October 24, 2019
Will the Bundestag stop Merkel's 5G unilateralism?
We noted a couple of editorials in German newspapers over the last few days calling on the Bundestag to resist Angela Merkel's decision to override security concerns over Huawei's 5G bid. The most important, in Handelsblatt, is co-authored by Norbert Rottgen, the CDU chairman of the Bundestag's foreign affairs committee. We do not want to overestimate his personal influence, but we think the power of the arguments should not be underestimated.
The reason Merkel took the decision was pressure from traditional companies like VW that are doing business in China and that fear reprisals. Rottgen and coauthors point out that the security catalogue of the German government does not appreciate the strategic importance of the 5G network. 5G will emerge as the digital nerve centre of the economy - the infrastructure needed for electric cars, for example. Under Chinese law, Huawei is legally required to co-operate with the Communist Party. It is insufficient for the German government to rely on promises made by Huawei. In order to guarantee supplies, Germany must reduce its current dependence on a single supplier. What Germany and the EU should be doing instead is strengthening the position of the two European suppliers - Ericsson and Nokia - which might otherwise not be able to compete at all. The authors argue that the decision is so far-reaching that it should be made by the Bundestag, not by Merkel.
Writing in FAZ, two authors from foreign policy think-tanks arrive at an even starker conclusion.
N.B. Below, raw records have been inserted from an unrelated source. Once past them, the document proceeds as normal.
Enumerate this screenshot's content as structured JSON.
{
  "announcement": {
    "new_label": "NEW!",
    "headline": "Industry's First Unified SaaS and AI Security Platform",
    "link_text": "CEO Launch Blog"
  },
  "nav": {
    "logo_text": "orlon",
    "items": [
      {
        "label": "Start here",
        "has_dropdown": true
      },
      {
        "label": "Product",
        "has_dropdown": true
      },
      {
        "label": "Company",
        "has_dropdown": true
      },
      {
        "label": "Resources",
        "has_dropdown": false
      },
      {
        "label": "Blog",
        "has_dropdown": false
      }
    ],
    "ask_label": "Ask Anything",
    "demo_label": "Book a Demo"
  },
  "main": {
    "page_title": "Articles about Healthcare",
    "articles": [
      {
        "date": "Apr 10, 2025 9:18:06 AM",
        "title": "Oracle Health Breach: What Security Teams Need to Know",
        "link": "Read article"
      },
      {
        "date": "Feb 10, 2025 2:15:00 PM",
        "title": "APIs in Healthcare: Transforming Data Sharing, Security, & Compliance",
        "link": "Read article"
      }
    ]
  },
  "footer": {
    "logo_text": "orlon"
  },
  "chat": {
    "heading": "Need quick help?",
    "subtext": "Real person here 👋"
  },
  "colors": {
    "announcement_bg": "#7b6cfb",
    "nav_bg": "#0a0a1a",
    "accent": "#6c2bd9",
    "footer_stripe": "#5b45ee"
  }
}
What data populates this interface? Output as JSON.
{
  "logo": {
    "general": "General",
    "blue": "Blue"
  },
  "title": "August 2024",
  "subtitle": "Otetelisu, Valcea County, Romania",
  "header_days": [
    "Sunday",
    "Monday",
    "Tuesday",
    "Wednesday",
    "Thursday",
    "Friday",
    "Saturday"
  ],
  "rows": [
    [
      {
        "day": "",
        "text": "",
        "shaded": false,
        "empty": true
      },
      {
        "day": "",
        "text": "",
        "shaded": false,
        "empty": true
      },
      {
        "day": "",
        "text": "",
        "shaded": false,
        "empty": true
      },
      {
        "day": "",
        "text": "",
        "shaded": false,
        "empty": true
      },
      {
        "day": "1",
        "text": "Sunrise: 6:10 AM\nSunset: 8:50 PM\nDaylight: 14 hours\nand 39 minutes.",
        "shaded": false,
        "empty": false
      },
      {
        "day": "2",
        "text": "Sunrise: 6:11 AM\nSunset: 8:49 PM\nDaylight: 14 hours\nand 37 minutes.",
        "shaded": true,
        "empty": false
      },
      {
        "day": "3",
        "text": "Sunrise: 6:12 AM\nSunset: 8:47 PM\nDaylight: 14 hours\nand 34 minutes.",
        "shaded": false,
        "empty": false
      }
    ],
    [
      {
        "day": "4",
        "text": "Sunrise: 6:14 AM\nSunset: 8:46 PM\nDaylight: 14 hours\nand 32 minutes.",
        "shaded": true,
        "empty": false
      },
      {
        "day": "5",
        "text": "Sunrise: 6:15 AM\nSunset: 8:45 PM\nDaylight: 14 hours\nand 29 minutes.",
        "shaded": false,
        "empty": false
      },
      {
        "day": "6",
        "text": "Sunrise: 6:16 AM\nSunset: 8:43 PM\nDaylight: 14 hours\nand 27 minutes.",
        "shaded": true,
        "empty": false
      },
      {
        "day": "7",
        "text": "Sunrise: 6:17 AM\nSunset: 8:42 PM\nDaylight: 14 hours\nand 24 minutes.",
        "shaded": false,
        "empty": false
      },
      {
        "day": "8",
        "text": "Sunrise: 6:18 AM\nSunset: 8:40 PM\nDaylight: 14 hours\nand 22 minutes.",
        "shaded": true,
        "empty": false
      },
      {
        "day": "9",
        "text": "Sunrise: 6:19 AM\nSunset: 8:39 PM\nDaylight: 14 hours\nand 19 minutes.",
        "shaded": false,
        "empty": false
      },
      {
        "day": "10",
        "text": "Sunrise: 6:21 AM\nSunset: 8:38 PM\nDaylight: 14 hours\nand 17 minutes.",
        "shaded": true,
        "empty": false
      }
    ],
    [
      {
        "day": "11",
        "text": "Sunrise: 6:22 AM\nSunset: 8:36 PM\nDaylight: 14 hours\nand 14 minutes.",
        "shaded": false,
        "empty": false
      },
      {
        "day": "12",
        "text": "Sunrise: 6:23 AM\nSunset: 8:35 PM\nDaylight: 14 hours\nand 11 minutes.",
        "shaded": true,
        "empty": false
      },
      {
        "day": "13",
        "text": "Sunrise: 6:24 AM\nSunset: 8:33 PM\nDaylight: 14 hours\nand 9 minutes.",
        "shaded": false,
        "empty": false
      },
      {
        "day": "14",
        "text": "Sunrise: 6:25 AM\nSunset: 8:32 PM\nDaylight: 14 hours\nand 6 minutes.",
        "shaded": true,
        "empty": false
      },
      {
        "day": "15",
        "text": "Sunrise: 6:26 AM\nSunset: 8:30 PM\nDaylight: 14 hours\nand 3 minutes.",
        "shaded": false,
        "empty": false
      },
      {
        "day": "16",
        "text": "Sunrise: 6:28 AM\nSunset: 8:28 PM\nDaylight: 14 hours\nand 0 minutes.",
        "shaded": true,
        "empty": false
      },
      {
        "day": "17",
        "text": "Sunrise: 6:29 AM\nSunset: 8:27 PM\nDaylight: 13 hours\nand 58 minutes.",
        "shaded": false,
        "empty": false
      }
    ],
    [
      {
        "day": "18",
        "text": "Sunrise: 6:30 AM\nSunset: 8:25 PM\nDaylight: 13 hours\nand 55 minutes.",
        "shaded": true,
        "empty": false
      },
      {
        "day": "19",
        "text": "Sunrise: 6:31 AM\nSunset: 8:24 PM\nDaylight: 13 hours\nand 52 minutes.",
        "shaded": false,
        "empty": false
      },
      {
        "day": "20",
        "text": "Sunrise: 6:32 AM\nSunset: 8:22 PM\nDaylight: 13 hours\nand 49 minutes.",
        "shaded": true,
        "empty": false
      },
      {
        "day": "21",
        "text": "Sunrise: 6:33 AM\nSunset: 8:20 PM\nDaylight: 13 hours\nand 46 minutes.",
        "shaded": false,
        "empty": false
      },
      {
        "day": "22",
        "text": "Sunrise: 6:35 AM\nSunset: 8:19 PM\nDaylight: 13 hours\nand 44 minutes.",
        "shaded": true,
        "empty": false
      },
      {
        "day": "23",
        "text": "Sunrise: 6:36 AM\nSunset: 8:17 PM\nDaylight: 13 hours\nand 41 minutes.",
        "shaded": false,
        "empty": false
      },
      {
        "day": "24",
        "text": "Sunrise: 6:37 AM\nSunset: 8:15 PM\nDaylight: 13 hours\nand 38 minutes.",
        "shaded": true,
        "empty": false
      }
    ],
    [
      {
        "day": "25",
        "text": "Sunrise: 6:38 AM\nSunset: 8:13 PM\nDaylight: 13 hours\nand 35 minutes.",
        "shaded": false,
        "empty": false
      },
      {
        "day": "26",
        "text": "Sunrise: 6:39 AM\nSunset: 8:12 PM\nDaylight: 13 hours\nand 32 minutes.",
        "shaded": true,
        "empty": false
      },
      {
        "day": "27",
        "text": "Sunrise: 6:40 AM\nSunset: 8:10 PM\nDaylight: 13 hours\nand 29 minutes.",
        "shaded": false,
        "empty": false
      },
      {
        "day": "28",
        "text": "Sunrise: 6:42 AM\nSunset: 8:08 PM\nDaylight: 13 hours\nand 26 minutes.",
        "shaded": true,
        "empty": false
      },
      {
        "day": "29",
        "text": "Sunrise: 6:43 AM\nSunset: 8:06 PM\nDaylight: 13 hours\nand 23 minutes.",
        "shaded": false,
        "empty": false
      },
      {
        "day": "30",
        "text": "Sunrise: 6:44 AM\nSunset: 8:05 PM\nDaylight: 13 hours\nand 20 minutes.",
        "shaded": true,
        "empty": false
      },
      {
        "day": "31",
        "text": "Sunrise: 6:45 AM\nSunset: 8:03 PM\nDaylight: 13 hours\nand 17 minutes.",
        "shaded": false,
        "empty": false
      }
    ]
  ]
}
They argue that, in the case of a geopolitical conflict with China, Huawei can be expected to act in the Chinese national interest. Merkel has thus damaged Germany security interests, and ultimately weakened its economy and its diplomacy. What is particularly galling about the decision is that the EU has two of the world's three 5G suppliers.
Wolfgang Munchau writes: what we are seeing here is yet another consequence of an export-oriented economic model. Export surpluses create dependencies. Its dependence on surpluses is the main reason why Germany has no tradition of strategic foreign policy thinking because strategies would sometimes over-ride short-term commercial interests. An EU-level technology and security strategy would clearly harm some exporters. If you want to fix the lack of a strategy, this is where you need to start: reduce the surpluses.